=== EXERCISE REQUIREMENTS ===
Where does the word "this" show up in the records? Copy every line that has it.

=== DATA FOR ANALYSIS ===
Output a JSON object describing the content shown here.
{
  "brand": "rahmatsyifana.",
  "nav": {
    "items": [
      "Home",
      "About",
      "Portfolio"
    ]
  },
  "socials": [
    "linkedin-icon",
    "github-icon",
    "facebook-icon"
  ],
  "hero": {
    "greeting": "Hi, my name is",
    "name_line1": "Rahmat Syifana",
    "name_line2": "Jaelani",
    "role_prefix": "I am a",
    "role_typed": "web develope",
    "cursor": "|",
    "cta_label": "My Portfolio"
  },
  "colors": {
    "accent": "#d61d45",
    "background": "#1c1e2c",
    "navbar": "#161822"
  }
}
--
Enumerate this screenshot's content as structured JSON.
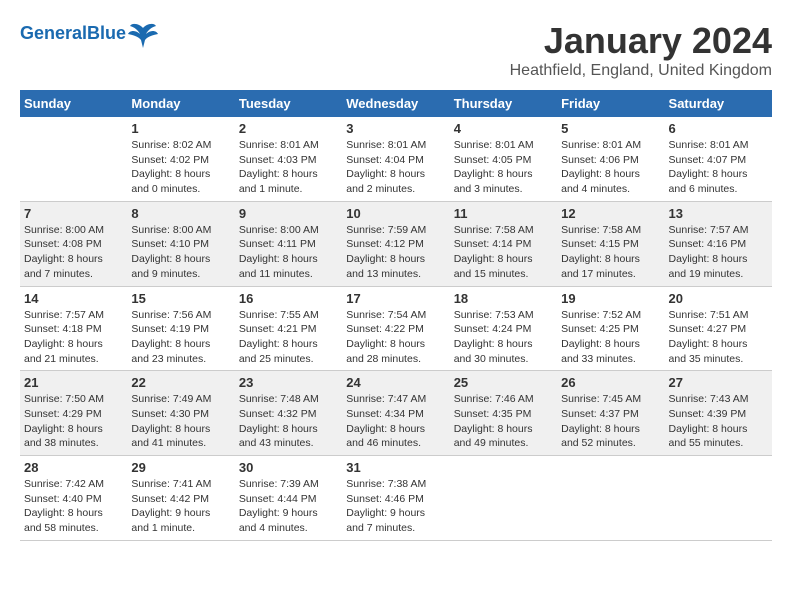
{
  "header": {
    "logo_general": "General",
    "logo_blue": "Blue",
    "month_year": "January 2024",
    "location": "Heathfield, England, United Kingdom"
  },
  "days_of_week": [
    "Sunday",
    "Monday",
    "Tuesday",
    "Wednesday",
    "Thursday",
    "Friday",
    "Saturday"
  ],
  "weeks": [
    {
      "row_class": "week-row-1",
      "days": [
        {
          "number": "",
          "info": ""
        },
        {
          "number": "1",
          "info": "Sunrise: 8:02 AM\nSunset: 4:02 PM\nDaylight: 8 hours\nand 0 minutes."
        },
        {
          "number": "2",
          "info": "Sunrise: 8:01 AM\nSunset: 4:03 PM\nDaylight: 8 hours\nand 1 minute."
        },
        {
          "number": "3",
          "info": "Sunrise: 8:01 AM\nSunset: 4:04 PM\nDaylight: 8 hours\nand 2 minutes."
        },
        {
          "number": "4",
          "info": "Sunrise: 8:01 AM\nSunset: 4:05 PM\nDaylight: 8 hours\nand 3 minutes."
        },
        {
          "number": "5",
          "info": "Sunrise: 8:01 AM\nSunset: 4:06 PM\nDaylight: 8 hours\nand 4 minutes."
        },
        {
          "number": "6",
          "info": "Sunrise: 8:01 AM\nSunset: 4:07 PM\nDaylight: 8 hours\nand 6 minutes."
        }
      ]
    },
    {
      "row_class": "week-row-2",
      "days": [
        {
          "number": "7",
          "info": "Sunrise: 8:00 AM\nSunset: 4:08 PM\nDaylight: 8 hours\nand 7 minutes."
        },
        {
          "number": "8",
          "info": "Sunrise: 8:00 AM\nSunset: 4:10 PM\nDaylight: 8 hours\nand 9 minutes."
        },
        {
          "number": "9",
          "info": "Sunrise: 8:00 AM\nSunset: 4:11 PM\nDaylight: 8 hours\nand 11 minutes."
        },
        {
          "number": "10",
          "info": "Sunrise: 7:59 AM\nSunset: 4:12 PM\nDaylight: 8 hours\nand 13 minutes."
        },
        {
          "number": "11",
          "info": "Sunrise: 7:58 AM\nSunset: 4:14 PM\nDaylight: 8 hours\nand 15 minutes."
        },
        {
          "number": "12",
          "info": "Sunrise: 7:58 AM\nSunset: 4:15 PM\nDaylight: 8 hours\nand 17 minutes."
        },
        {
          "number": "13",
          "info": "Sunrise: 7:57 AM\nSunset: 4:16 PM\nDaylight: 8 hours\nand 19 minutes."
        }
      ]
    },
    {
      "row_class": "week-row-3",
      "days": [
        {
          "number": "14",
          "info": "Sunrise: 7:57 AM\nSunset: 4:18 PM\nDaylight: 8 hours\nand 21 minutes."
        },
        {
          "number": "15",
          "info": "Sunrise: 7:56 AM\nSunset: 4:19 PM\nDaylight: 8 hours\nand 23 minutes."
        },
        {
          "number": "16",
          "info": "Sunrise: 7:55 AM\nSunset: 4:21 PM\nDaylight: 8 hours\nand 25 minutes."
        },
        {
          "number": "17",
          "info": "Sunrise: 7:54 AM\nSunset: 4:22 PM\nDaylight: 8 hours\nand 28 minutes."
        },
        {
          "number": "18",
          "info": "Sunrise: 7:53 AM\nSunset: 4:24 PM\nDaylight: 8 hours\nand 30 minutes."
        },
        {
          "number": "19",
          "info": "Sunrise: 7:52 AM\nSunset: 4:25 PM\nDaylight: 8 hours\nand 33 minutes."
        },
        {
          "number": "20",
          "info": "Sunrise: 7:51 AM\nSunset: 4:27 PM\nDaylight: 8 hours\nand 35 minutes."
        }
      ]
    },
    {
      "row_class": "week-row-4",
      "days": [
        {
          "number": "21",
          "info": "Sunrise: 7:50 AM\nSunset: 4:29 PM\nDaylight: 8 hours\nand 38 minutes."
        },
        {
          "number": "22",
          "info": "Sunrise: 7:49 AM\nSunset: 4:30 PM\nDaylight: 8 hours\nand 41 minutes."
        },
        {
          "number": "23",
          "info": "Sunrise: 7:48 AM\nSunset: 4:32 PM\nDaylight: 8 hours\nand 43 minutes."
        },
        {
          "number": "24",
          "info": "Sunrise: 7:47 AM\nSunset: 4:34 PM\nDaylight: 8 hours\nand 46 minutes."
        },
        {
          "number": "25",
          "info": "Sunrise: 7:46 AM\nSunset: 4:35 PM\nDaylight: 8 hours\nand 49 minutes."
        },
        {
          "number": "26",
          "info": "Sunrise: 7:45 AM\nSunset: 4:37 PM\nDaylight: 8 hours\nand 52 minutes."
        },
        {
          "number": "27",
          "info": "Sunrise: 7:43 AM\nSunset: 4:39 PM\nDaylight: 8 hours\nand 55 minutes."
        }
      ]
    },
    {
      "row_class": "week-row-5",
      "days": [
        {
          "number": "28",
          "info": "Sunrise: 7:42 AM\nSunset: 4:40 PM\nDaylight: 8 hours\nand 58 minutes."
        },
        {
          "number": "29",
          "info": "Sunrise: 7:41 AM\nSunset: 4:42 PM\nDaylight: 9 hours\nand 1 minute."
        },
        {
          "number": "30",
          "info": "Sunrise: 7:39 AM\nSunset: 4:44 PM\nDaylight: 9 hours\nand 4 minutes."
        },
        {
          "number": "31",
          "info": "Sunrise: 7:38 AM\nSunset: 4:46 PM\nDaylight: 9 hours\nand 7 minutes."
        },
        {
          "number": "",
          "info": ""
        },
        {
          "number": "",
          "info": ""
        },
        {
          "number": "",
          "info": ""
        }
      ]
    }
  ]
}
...
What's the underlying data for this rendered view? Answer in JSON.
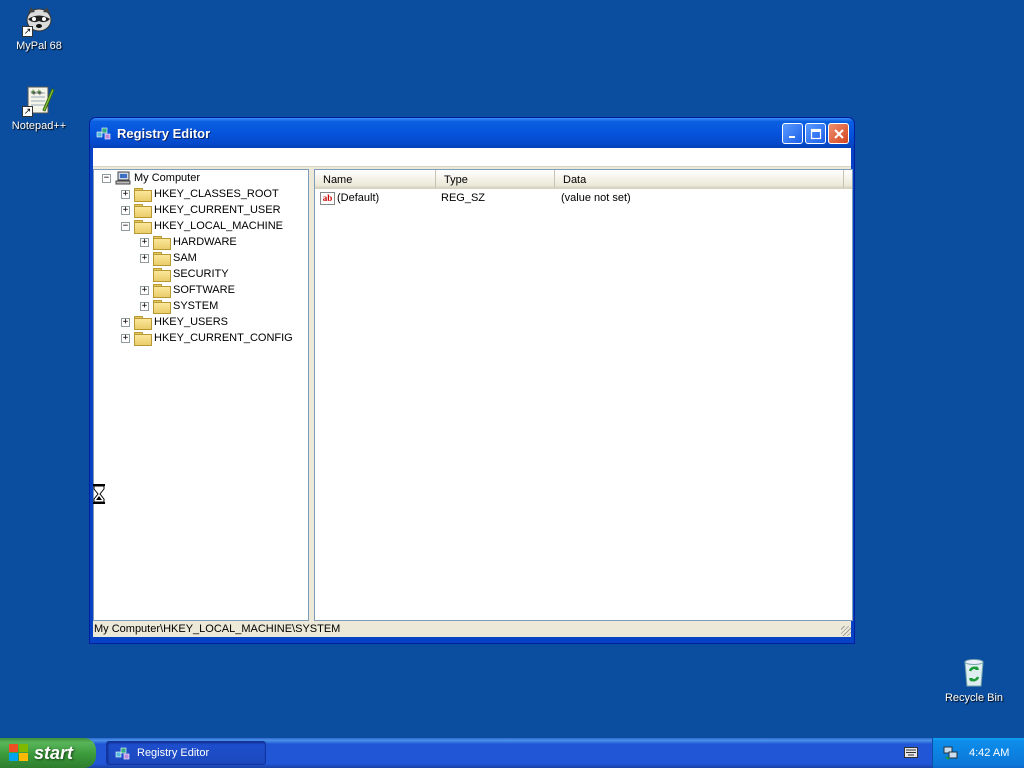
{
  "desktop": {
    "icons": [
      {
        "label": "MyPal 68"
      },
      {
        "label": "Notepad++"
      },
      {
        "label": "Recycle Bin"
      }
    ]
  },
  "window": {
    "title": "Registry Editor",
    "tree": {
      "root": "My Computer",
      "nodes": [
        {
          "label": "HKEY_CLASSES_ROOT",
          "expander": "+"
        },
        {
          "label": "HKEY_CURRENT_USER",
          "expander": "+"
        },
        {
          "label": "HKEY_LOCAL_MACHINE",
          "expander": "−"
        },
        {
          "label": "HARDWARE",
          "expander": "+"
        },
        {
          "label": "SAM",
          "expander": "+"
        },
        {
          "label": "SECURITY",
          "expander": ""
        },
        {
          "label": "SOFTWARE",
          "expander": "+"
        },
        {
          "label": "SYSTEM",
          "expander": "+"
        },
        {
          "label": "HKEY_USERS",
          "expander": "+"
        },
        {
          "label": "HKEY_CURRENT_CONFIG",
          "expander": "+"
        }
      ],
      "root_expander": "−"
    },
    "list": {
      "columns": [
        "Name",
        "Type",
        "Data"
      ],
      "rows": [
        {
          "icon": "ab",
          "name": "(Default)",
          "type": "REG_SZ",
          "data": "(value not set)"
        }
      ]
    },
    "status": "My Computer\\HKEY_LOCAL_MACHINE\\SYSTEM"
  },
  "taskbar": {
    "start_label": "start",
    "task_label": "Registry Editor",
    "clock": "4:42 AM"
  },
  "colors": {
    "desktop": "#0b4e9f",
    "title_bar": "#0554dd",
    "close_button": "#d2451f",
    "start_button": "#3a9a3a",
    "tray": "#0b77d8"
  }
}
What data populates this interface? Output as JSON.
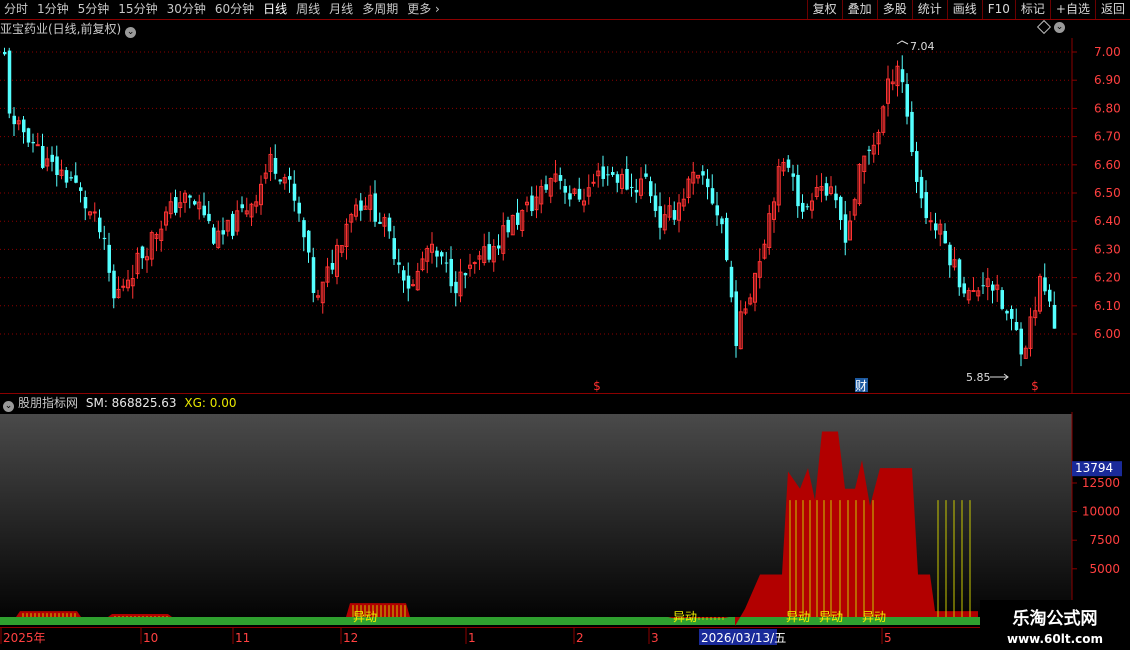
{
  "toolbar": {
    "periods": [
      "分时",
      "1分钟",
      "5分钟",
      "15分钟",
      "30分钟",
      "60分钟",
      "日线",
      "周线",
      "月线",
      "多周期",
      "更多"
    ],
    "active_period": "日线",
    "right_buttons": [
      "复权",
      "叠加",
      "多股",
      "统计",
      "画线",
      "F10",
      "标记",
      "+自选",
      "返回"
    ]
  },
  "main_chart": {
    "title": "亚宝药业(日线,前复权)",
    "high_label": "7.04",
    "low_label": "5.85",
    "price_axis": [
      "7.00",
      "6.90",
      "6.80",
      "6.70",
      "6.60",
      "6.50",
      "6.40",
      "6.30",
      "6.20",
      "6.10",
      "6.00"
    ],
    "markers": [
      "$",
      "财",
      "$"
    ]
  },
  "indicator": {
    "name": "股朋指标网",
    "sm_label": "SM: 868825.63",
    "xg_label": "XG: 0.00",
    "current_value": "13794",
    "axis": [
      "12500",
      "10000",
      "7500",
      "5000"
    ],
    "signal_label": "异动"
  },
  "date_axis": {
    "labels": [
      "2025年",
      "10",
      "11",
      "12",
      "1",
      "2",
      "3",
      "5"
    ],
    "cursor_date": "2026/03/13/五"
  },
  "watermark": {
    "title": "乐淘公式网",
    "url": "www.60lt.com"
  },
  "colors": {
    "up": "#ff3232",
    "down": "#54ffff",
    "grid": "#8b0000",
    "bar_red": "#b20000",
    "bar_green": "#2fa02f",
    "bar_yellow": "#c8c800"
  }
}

=== SOLUTION TO THE PROBLEM ===
Enumerate this screenshot's content as structured JSON.
What's the underlying data for this rendered view? Answer in JSON.
What data populates this interface? Output as JSON.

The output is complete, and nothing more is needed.